Return each line of the entries that holds the string "nulla".

Data about app and page elements:
=== Begin Enclosure ===
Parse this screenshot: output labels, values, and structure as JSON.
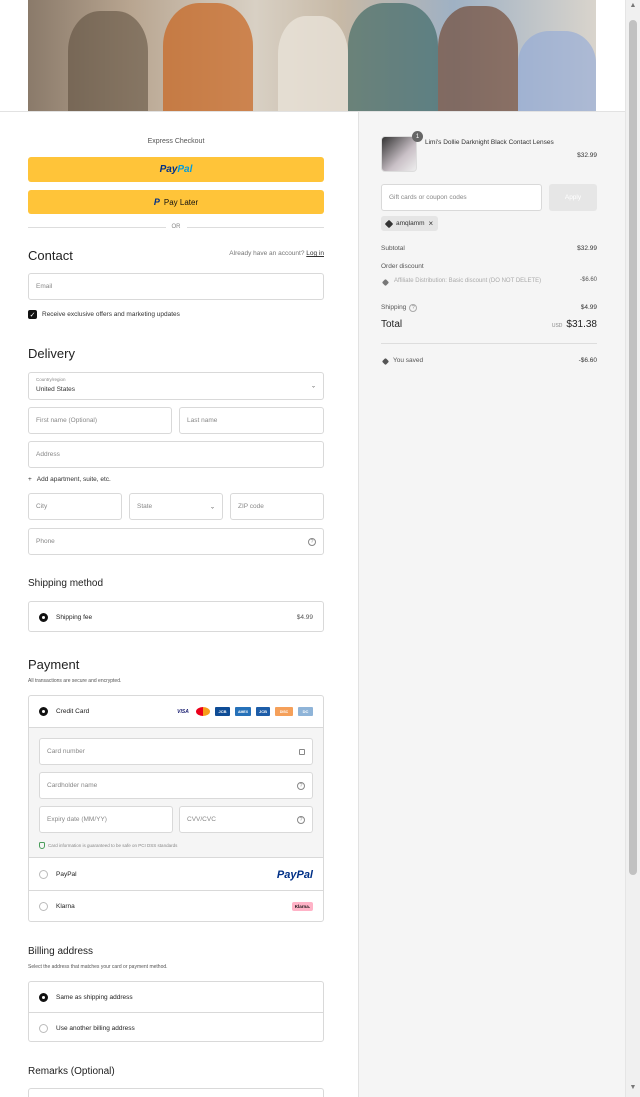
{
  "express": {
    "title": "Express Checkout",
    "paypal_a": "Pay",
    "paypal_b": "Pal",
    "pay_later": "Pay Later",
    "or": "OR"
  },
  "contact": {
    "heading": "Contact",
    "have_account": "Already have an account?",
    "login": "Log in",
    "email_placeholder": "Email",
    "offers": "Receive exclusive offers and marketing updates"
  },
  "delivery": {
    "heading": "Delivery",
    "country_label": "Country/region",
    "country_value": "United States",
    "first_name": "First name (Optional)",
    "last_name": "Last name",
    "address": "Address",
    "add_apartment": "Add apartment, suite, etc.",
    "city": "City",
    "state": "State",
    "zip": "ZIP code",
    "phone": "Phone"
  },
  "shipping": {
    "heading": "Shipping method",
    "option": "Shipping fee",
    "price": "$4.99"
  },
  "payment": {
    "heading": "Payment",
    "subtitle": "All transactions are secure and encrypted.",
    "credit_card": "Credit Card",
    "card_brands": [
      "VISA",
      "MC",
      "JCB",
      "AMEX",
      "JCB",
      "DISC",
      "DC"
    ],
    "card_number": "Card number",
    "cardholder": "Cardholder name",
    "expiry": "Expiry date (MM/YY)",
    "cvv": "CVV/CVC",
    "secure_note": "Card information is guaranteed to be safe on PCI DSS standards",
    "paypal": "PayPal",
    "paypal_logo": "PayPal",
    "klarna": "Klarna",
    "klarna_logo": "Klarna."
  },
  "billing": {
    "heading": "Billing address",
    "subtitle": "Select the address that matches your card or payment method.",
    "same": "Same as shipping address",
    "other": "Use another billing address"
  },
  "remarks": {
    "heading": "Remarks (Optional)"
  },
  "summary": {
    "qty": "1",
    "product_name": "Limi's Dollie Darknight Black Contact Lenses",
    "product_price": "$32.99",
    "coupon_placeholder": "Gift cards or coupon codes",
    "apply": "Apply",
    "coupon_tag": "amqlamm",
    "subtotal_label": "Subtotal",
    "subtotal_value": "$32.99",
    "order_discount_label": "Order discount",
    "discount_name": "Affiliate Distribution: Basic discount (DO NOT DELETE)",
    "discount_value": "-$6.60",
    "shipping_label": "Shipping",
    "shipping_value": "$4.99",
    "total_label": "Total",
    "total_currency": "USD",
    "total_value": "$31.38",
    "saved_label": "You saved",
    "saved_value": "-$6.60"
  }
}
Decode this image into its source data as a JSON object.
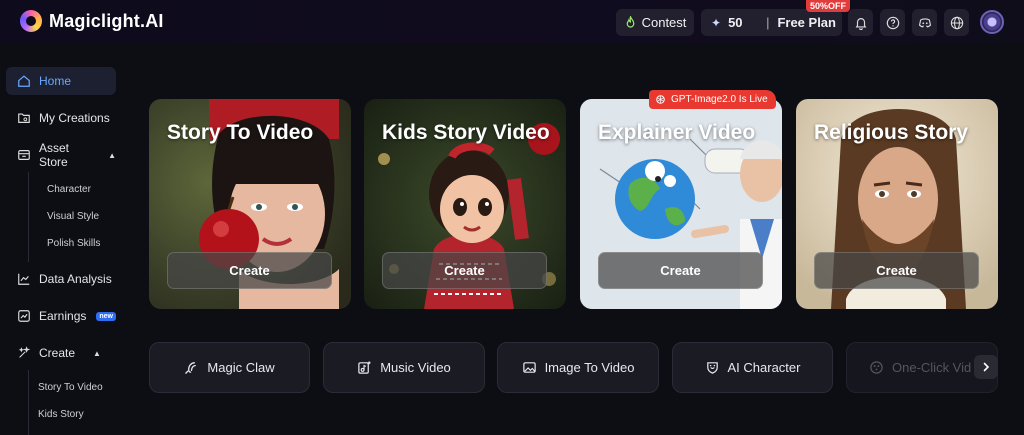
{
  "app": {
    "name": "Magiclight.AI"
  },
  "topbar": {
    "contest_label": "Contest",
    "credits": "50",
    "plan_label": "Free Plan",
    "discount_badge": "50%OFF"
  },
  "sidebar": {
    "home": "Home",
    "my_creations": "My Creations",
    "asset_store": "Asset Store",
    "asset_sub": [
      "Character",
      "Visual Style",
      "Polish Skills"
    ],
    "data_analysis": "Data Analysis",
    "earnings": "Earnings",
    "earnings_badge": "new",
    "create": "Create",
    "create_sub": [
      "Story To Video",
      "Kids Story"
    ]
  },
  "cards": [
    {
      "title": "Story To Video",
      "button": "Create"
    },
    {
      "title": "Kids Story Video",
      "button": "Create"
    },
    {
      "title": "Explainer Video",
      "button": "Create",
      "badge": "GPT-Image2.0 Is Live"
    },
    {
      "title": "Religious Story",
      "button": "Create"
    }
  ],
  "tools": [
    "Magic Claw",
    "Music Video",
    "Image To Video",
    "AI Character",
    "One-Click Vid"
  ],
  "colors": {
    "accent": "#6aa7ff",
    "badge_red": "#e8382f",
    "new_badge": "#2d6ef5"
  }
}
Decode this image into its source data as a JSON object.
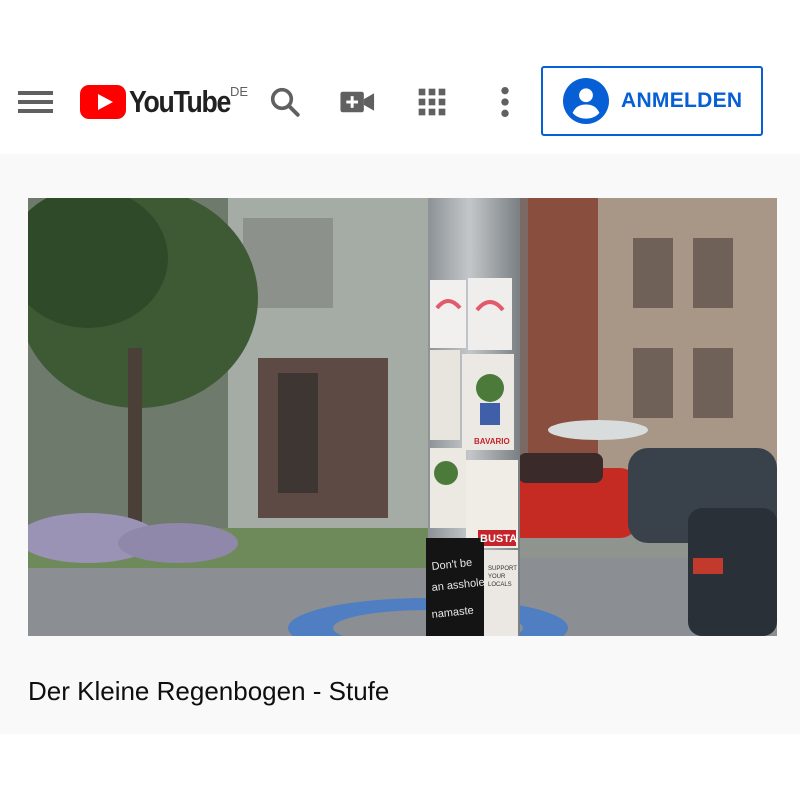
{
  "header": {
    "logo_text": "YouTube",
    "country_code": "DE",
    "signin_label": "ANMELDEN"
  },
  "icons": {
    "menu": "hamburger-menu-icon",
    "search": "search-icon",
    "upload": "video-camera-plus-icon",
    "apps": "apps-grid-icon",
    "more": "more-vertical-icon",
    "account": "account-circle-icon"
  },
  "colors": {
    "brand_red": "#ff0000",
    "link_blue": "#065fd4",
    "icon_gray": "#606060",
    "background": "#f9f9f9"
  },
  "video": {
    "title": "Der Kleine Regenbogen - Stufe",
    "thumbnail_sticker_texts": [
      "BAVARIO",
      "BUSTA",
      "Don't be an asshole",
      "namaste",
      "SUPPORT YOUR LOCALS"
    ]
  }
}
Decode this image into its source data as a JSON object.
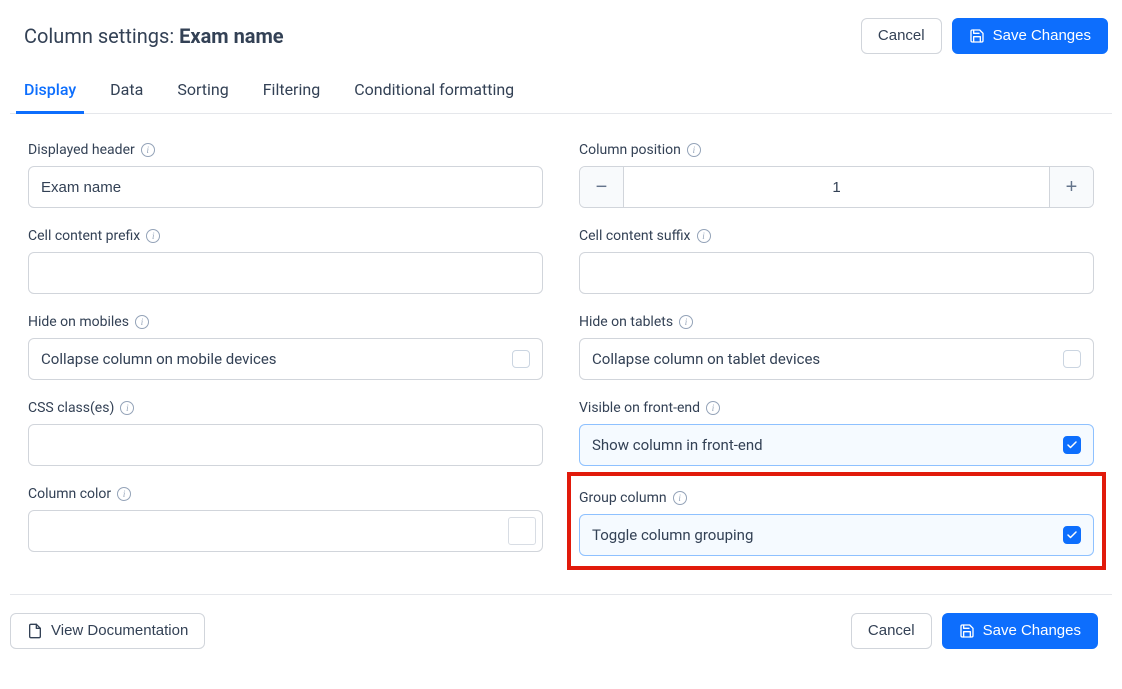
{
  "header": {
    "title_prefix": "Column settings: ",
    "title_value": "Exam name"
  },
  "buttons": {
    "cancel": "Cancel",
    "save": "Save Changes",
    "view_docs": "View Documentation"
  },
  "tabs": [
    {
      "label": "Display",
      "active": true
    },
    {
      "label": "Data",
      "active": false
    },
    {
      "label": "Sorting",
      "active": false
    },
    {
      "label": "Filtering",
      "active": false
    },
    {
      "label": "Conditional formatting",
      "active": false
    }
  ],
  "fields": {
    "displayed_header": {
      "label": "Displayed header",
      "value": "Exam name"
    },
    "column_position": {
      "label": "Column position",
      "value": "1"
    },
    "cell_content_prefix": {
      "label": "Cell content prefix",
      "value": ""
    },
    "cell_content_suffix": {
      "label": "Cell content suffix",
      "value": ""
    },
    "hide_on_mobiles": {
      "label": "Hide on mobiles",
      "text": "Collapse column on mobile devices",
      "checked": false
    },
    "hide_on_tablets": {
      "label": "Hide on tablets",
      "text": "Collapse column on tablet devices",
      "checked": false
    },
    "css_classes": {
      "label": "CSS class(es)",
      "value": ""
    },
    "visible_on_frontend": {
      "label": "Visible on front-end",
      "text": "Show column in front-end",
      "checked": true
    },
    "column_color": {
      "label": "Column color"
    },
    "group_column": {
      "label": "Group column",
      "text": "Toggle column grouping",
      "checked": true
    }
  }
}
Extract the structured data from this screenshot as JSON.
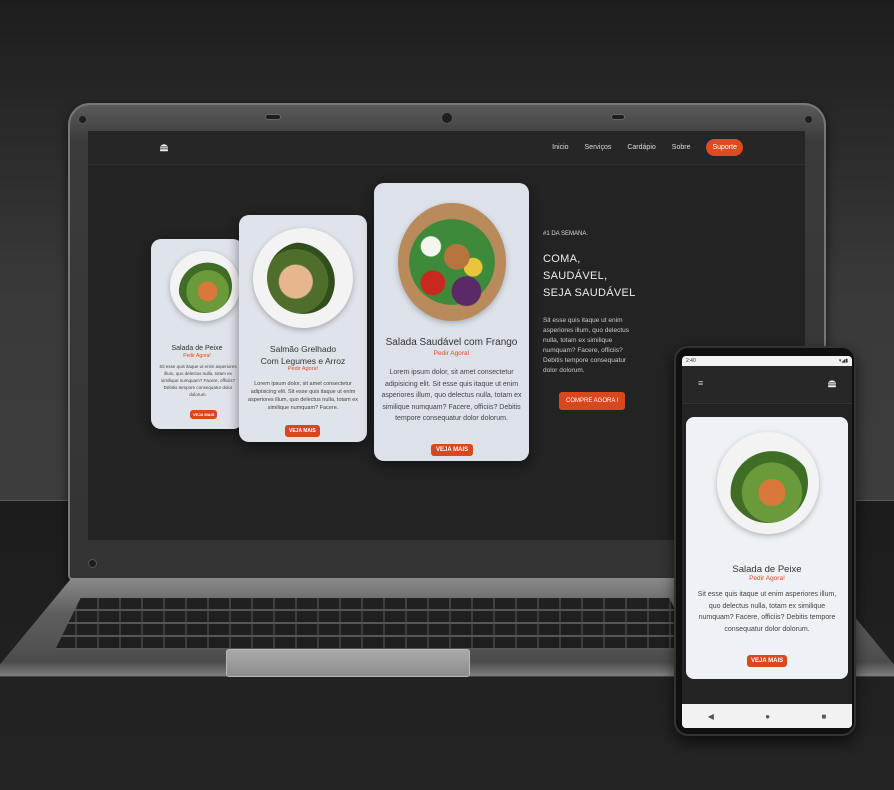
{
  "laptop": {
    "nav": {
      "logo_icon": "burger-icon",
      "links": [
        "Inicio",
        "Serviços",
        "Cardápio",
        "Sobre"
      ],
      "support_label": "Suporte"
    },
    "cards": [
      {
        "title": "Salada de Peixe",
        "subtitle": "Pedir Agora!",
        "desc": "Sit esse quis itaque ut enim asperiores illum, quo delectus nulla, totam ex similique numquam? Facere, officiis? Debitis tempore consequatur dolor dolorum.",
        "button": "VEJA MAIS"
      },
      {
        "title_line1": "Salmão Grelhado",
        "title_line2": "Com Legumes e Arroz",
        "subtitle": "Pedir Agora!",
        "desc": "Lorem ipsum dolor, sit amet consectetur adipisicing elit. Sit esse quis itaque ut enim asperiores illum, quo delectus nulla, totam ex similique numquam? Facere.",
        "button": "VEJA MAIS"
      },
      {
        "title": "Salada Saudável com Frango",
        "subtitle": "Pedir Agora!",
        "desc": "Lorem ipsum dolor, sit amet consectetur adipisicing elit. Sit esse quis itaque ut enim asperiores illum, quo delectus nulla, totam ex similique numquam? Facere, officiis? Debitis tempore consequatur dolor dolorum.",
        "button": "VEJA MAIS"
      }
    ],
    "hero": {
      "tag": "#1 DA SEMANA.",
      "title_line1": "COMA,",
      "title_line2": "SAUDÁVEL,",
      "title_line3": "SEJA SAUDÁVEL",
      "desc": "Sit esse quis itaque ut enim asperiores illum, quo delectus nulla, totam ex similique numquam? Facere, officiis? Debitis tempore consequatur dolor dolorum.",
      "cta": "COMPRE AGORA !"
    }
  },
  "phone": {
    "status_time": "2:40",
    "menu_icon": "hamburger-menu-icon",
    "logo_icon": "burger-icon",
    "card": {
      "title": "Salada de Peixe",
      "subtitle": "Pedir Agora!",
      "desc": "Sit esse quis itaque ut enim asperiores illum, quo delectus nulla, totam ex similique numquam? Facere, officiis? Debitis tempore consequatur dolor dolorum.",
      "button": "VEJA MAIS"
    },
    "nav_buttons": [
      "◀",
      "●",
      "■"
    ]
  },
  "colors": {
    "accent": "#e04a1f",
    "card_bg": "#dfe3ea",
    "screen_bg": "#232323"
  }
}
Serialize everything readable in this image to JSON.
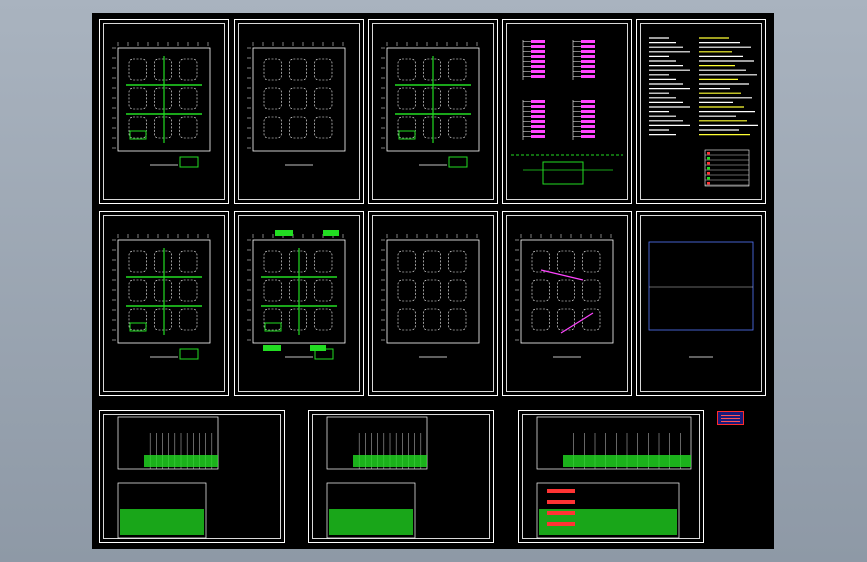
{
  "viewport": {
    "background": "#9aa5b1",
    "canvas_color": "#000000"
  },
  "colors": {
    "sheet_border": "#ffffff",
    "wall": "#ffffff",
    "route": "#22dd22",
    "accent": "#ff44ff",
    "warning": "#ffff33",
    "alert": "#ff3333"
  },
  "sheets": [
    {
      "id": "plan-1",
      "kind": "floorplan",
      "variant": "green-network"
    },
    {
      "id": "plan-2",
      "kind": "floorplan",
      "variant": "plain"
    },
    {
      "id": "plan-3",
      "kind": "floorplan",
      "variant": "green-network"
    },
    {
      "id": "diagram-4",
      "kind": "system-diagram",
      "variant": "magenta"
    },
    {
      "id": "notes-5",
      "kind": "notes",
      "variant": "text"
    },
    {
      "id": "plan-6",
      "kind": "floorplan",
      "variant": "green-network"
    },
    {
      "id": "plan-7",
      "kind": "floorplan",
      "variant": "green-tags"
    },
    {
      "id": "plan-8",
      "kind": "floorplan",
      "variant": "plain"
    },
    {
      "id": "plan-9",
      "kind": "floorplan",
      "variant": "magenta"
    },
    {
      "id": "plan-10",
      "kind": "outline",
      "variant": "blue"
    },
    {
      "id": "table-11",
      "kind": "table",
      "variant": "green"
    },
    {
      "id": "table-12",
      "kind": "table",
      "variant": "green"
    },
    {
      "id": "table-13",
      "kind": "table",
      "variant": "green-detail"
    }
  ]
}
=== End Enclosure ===
(Output of the task)
        "desc": "Sit esse quis itaque ut enim asperiores illum, quo delectus nulla, totam ex similique numquam? Facere, officiis? Debitis tempore consequatur dolor dolorum.",
        "desc": "Lorem ipsum dolor, sit amet consectetur adipisicing elit. Sit esse quis itaque ut enim asperiores illum, quo delectus nulla, totam ex similique numquam? Facere.",
        "desc": "Lorem ipsum dolor, sit amet consectetur adipisicing elit. Sit esse quis itaque ut enim asperiores illum, quo delectus nulla, totam ex similique numquam? Facere, officiis? Debitis tempore consequatur dolor dolorum.",
      "desc": "Sit esse quis itaque ut enim asperiores illum, quo delectus nulla, totam ex similique numquam? Facere, officiis? Debitis tempore consequatur dolor dolorum.",
      "desc": "Sit esse quis itaque ut enim asperiores illum, quo delectus nulla, totam ex similique numquam? Facere, officiis? Debitis tempore consequatur dolor dolorum.",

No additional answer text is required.